◆ Task requirements ◆
What is the number of lines in these records with "Lista" in them? Answer with that number only.

Items from a data source:

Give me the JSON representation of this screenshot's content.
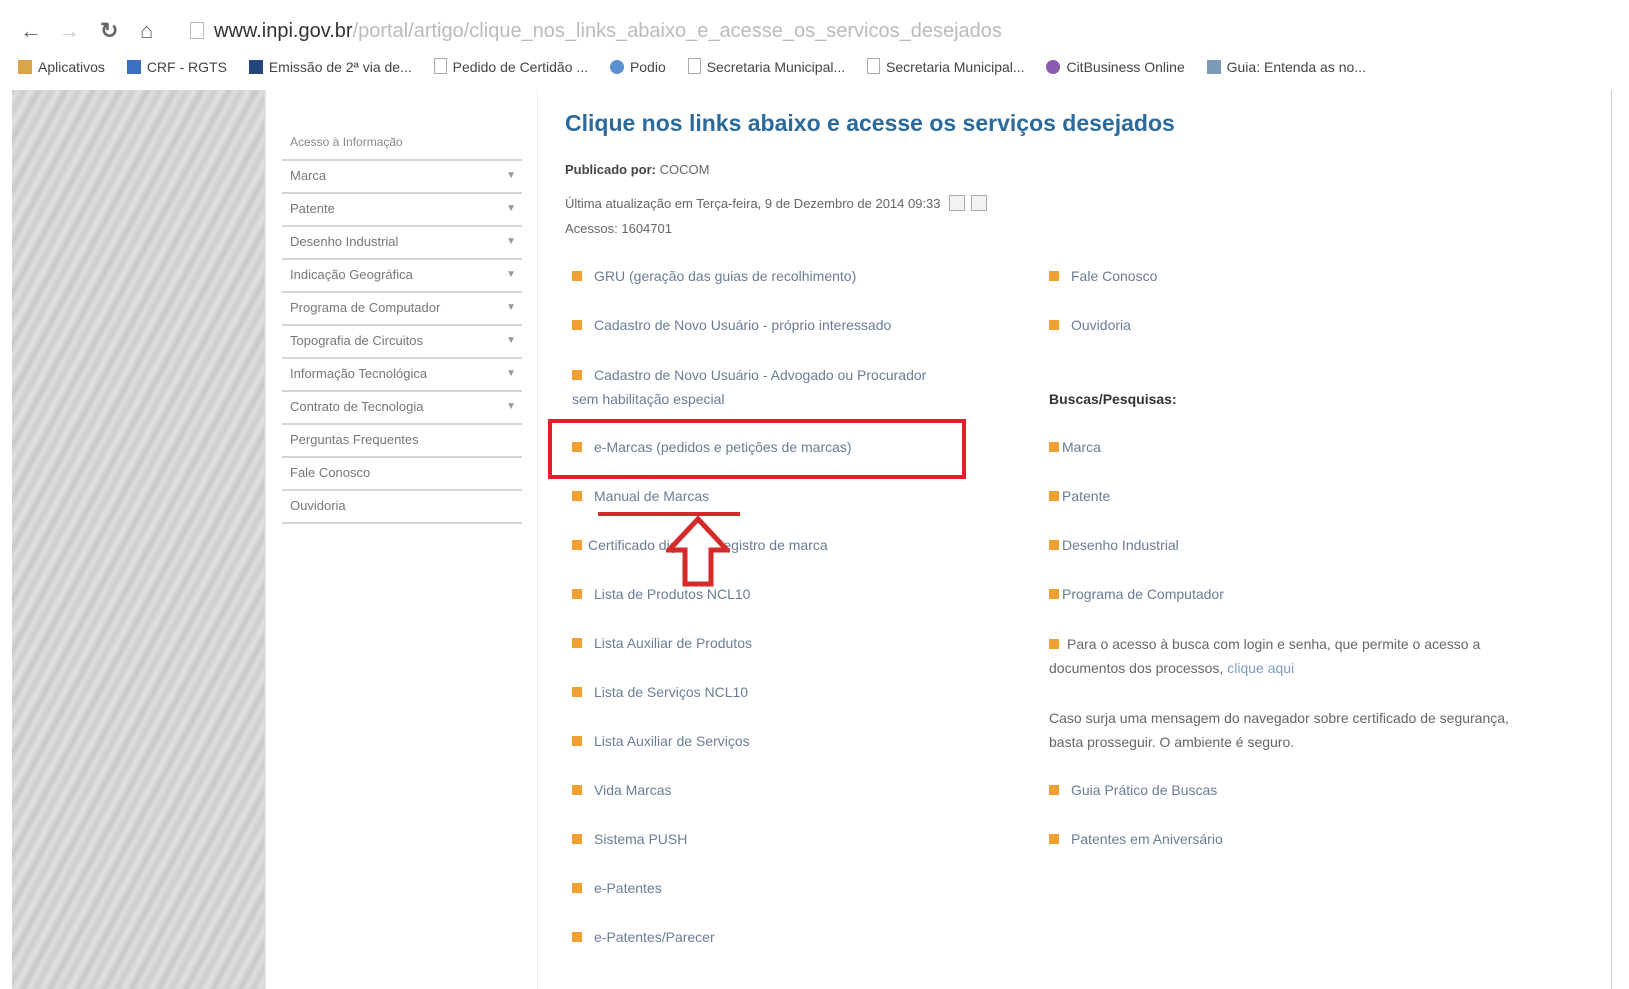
{
  "browser": {
    "url_host": "www.inpi.gov.br",
    "url_path": "/portal/artigo/clique_nos_links_abaixo_e_acesse_os_servicos_desejados",
    "bookmarks": [
      {
        "label": "Aplicativos",
        "icon": "apps-icon"
      },
      {
        "label": "CRF - RGTS",
        "icon": "bookmark-icon"
      },
      {
        "label": "Emissão de 2ª via de...",
        "icon": "bookmark-icon"
      },
      {
        "label": "Pedido de Certidão ...",
        "icon": "page-icon"
      },
      {
        "label": "Podio",
        "icon": "globe-icon"
      },
      {
        "label": "Secretaria Municipal...",
        "icon": "page-icon"
      },
      {
        "label": "Secretaria Municipal...",
        "icon": "page-icon"
      },
      {
        "label": "CitBusiness Online",
        "icon": "citi-icon"
      },
      {
        "label": "Guia: Entenda as no...",
        "icon": "bookmark-icon"
      }
    ]
  },
  "sidebar": {
    "items": [
      {
        "label": "Acesso à Informação",
        "arrow": ""
      },
      {
        "label": "Marca",
        "arrow": "▼"
      },
      {
        "label": "Patente",
        "arrow": "▼"
      },
      {
        "label": "Desenho Industrial",
        "arrow": "▼"
      },
      {
        "label": "Indicação Geográfica",
        "arrow": "▼"
      },
      {
        "label": "Programa de Computador",
        "arrow": "▼"
      },
      {
        "label": "Topografia de Circuitos",
        "arrow": "▼"
      },
      {
        "label": "Informação Tecnológica",
        "arrow": "▼"
      },
      {
        "label": "Contrato de Tecnologia",
        "arrow": "▼"
      },
      {
        "label": "Perguntas Frequentes",
        "arrow": ""
      },
      {
        "label": "Fale Conosco",
        "arrow": ""
      },
      {
        "label": "Ouvidoria",
        "arrow": ""
      }
    ]
  },
  "article": {
    "title": "Clique nos links abaixo e acesse os serviços desejados",
    "published_label": "Publicado por:",
    "published_by": "COCOM",
    "updated": "Última atualização em Terça-feira, 9 de Dezembro de 2014 09:33",
    "hits": "Acessos: 1604701"
  },
  "left_links": [
    "GRU (geração das guias de recolhimento)",
    "Cadastro de Novo Usuário - próprio interessado",
    "Cadastro de Novo Usuário - Advogado ou Procurador sem habilitação especial",
    "e-Marcas (pedidos e petições de marcas)",
    "Manual de Marcas",
    "Certificado digital de registro de marca",
    "Lista de Produtos NCL10",
    "Lista Auxiliar de Produtos",
    "Lista de Serviços NCL10",
    "Lista Auxiliar de Serviços",
    "Vida Marcas",
    "Sistema PUSH",
    "e-Patentes",
    "e-Patentes/Parecer"
  ],
  "right": {
    "links_top": [
      "Fale Conosco",
      "Ouvidoria"
    ],
    "buscas_title": "Buscas/Pesquisas:",
    "buscas_links": [
      "Marca",
      "Patente",
      "Desenho Industrial",
      "Programa de Computador"
    ],
    "login_text": "Para o acesso à busca com login e senha, que permite o acesso a documentos dos processos,",
    "login_link": "clique aqui",
    "cert_text": "Caso surja uma mensagem do navegador sobre certificado de segurança, basta prosseguir. O ambiente é seguro.",
    "links_bottom": [
      "Guia Prático de Buscas",
      "Patentes em Aniversário"
    ]
  },
  "colors": {
    "title": "#2b6a9b",
    "bullet": "#f0a030",
    "annotation": "#e0202a",
    "link": "#6a7d97"
  }
}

◆ Answer box ◆
4